A gay widow is suing Alabama for unjust treatment to same-sex couples. The state has already been challenged for falling behind in the nationwide fight for the equality in the lesbian, gay, bisexual and transgender community (LGBT). Paul Hard and Charles David Fancher were legally married in Massachusetts back in 2011. They returned to Alabama to begin their lives together. Nearly two months later Fancher was involved in a fatal accident on Interstate 65; Alabama’s ban on same-sex marriage caused Hard to be denied access to his husband’s hospital room after he was killed.
Hard, an associate professor and department counselor at Auburn University, recently spoke out about his unfair treatment and how it affected him and the staff at the hospital. He said he literally begged for access into his spouse’s room but was forbidden. A nurse who was working the hospital’s emergency room during Hard’s unfortunate experience told him she was sorry she could not allow him into the room. The nurse was visibly effected and later approached Hard and tearfully said,
I am sorry; I would have let you in if I could.
The final straw for this widow was when he found out Fancher’s death certificate states he was never married. Alabama refused to recognize the couple’s marriage and would not allow Hard any legal standing over his life partner’s will. This added insult to injury and with no resolve in sight Hard hit Alabama with a lawsuit challenging the state’s ban on same-sex marriage.
While same-sex couples in other states are lined up to receive long-awaited marriage licenses, the LGBT community in Alabama is not so fortunate. They are left behind, finally celebrating a court ruling to throw out the state’s sodomy law. This ruling comes over a decade after the rest of the country has moved on. After the ruling was finalized Equality Alabama chairman Ben Cooper released the following statement:
Each and every person, no matter their sexual orientation or gender identity, is entitled to equal protection under the law. The Alabama court’s unanimous decision overturning the statute is a step in the right direction and makes us optimistic for future and ongoing equal rights through the continued elimination of unconstitutional provisions in our state’s constitution that violate privacy and equal protections.

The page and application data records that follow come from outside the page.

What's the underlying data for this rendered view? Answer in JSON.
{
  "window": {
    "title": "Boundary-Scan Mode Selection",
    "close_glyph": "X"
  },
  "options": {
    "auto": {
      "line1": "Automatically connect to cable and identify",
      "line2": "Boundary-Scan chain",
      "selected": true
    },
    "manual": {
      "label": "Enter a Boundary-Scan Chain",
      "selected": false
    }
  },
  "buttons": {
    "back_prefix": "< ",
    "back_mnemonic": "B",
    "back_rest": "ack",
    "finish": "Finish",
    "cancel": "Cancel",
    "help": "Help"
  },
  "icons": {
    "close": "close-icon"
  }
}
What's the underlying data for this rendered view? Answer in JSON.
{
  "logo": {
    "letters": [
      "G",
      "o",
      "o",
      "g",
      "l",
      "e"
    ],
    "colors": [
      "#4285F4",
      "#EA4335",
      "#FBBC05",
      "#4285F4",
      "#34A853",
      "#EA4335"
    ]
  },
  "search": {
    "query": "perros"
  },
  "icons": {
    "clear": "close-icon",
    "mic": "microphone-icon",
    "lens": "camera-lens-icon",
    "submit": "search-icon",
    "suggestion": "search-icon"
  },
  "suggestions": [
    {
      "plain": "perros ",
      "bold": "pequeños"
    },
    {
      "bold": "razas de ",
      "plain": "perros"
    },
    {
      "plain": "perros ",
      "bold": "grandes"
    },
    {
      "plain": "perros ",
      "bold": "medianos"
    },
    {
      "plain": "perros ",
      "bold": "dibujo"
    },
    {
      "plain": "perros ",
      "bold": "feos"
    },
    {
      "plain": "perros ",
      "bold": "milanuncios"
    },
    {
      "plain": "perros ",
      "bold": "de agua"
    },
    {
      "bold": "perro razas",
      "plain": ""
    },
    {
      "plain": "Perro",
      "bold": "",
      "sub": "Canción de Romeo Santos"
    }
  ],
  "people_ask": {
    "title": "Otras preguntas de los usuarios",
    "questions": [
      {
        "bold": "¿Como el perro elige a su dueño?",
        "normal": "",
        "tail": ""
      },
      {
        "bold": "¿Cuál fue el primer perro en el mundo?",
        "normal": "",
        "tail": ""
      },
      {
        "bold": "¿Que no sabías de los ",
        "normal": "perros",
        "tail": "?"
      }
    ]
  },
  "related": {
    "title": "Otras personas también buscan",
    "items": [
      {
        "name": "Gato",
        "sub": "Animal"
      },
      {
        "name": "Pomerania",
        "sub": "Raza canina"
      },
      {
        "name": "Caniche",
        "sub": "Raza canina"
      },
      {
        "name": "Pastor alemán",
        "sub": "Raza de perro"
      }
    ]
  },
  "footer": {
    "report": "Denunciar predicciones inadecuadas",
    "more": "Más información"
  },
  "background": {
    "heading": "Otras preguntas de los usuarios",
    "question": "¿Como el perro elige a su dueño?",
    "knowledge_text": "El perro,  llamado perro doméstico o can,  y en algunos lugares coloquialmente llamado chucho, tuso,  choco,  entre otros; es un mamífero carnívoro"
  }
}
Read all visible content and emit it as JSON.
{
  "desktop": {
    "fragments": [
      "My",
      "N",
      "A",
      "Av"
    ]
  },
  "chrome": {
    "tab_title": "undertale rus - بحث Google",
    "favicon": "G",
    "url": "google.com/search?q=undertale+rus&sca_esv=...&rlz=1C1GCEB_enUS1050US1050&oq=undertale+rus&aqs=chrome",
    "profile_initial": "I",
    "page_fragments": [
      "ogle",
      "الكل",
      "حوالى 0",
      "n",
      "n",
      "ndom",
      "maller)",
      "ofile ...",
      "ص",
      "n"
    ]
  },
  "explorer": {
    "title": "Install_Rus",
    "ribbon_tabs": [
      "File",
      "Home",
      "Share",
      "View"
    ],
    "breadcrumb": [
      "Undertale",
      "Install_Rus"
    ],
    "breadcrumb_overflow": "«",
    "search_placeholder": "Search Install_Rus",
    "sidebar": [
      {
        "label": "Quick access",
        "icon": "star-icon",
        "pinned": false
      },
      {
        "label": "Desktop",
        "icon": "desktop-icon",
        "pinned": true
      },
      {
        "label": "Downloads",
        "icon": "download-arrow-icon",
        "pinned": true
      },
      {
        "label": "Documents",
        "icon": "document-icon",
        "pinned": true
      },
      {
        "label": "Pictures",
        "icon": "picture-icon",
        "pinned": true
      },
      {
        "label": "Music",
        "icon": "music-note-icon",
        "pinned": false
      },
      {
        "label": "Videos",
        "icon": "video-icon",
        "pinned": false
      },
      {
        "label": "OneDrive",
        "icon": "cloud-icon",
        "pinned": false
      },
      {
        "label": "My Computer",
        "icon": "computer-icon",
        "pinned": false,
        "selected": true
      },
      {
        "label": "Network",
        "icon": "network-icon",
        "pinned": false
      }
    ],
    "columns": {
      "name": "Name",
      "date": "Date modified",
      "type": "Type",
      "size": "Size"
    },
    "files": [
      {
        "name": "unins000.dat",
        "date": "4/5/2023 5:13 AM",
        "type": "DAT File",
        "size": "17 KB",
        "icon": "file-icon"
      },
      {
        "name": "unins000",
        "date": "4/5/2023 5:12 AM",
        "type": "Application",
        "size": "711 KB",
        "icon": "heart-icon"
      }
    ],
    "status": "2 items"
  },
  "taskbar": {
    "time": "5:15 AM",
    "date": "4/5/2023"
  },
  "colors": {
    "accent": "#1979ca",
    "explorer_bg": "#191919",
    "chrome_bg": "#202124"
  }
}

Even as a growing number of Republicans in other states have finally gotten on board with marriage equality, it seems conservatives in Alabama have strengthened their opposition to pro-gay legislation. There are still no laws in place to protect the LGBT community from discrimination or crimes of hate. It seems, however, the conversation surrounding gay rights has started to slightly shift in a positive direction. Alabama’s first openly gay lawmaker, Patricia Todd, recently won the Democratic primary for her third term. Todd, who stands unopposed in the general election, serves to represent Birmingham’s downtown district.
On Thursday Hard faced multiple cameras and a host of reporters to describe the pain of being treated with indifference in the state he calls home after the man he had married in Massachusetts was killed. The Hard v. Bentley suit was filed on February 13, 2014 and is a federal challenge to the state of Alabama’s constitutional ban on gay marriage. The 55-year-old former southern Baptist preacher explained his reason for filing the lawsuit as follows:
It is important because nobody should ever have to go through this at the worst extreme of their lives; we should be able to expect the compassion and support of our fellow citizens. Southerners have tremendous heart. They are known for their kindness, courtesy and ethics. And they are known for their humanity. I don’t believe that anybody who could witness what I went through could simply step back to a political or a legal position.
Paul Hard married Charles David Fancher in Massachusetts in May 2011. Two months later Fancher was killed in an auto accident and a wrongful death suit resulted. Because of Alabama’s laws, Hard is unable to be recognized as the surviving spouse, which denies him any share of the proceeds from the suit.
By: Cherese Jackson (Virginia)